_YOUR GOAL_.
Copy out each line below in which the string "ffffff" appears.
☆ ☆ ☆ ☆
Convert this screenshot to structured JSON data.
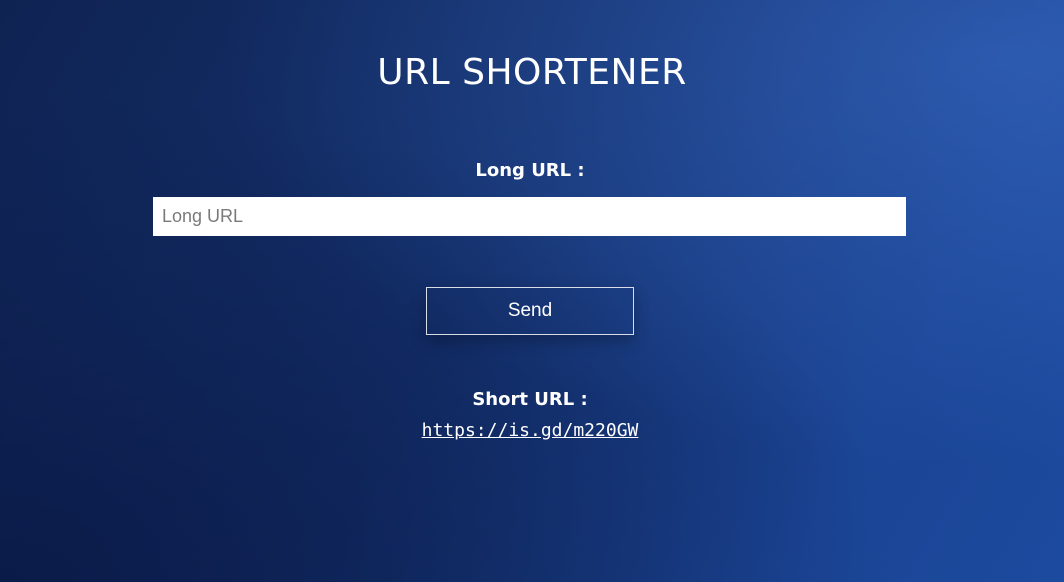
{
  "header": {
    "title": "URL SHORTENER"
  },
  "form": {
    "long_url_label": "Long URL :",
    "long_url_placeholder": "Long URL",
    "long_url_value": "",
    "send_label": "Send"
  },
  "result": {
    "short_url_label": "Short URL :",
    "short_url": "https://is.gd/m220GW"
  },
  "colors": {
    "background_dark": "#0f2352",
    "background_light": "#1c4a9e",
    "text": "#ffffff",
    "input_background": "#ffffff"
  }
}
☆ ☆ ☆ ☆
_WRITTEN REPLY_.
    "text": "#ffffff",
    "input_background": "#ffffff"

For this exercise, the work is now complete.